Bargain shopping is great, but not when it comes to plastic surgery. Many doctors who promote inexpensive “awake” plastic surgery are week-end-trained family physicians, general surgeons, dentists, gynecologists, or other doctors who call themselves “cosmetic surgeons” and have no formal residency training in plastic surgery. To escape scrutiny, they often perform procedures in uncertified office facilities without a board-certified anesthesiologist. A cosmetic surgeon’s main sales point is the “safety” of awake anesthesia for surgery at a bargain basement price.
Patients often believe local anesthesia is always safe, and general anesthesia is always dangerous. But when most well-trained plastic surgeons do a major procedure under general anesthesia, patients should question whether awake anesthesia for that same surgery is really safer.
Certainly, many procedures are safely done under local anesthesia and sedation, but in major cases general anesthesia is safer. Make sure your interests are aligned with your doctors? interests. It’s easy for doctors to play to patients? fears, claiming that general anesthesia is “dangerous.”
In fact, awake anesthesia can result in extreme pain with the patient screaming and struggling to get off the table during the procedure. Surgical results can be variable and sometimes regrettable. Revisions inevitably cost more than the original surgery, and in some cases even the best plastic surgeon cannot correct the damage done. In some cases patients have died from local anesthesia toxicity and heavy sedation, especially when corners have been cut and credentialing ignored.
Why do some surgeons use awake anesthesia for cases for which most board-certified plastic surgeons use general anesthesia? First, the untrained “plastic surgeon” isn’t able to obtain surgical privileges in a certified facility that demands certification to perform plastic surgery. Another incentive is profit, since the surgeon pockets more by using a poorly equipped, uncertified operating room without an anesthesiologist.
Ask yourself these questions:
- If a particular doctor is a lot cheaper, is your safety being put on the chopping block?
- Is your cosmetic surgeon certified by The American Board of Plastic Surgery or someone who has board certification in general surgery, oral surgery, dentistry, OB GYN, family practice, or a board that is not recognized by the American Board of Medical Specialties?
Protect yourself.
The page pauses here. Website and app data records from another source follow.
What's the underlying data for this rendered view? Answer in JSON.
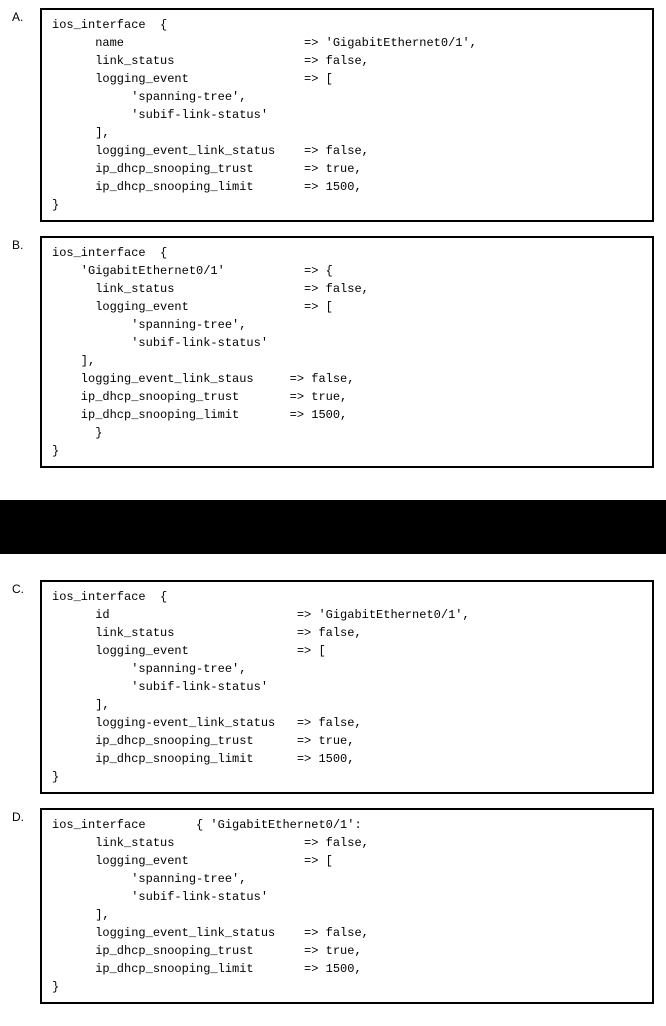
{
  "options": {
    "A": {
      "label": "A.",
      "code": "ios_interface  {\n      name                         => 'GigabitEthernet0/1',\n      link_status                  => false,\n      logging_event                => [\n           'spanning-tree',\n           'subif-link-status'\n      ],\n      logging_event_link_status    => false,\n      ip_dhcp_snooping_trust       => true,\n      ip_dhcp_snooping_limit       => 1500,\n}"
    },
    "B": {
      "label": "B.",
      "code": "ios_interface  {\n    'GigabitEthernet0/1'           => {\n      link_status                  => false,\n      logging_event                => [\n           'spanning-tree',\n           'subif-link-status'\n    ],\n    logging_event_link_staus     => false,\n    ip_dhcp_snooping_trust       => true,\n    ip_dhcp_snooping_limit       => 1500,\n      }\n}"
    },
    "C": {
      "label": "C.",
      "code": "ios_interface  {\n      id                          => 'GigabitEthernet0/1',\n      link_status                 => false,\n      logging_event               => [\n           'spanning-tree',\n           'subif-link-status'\n      ],\n      logging-event_link_status   => false,\n      ip_dhcp_snooping_trust      => true,\n      ip_dhcp_snooping_limit      => 1500,\n}"
    },
    "D": {
      "label": "D.",
      "code": "ios_interface       { 'GigabitEthernet0/1':\n      link_status                  => false,\n      logging_event                => [\n           'spanning-tree',\n           'subif-link-status'\n      ],\n      logging_event_link_status    => false,\n      ip_dhcp_snooping_trust       => true,\n      ip_dhcp_snooping_limit       => 1500,\n}"
    }
  }
}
The stakes in choosing the wrong surgeon are higher than most people believe.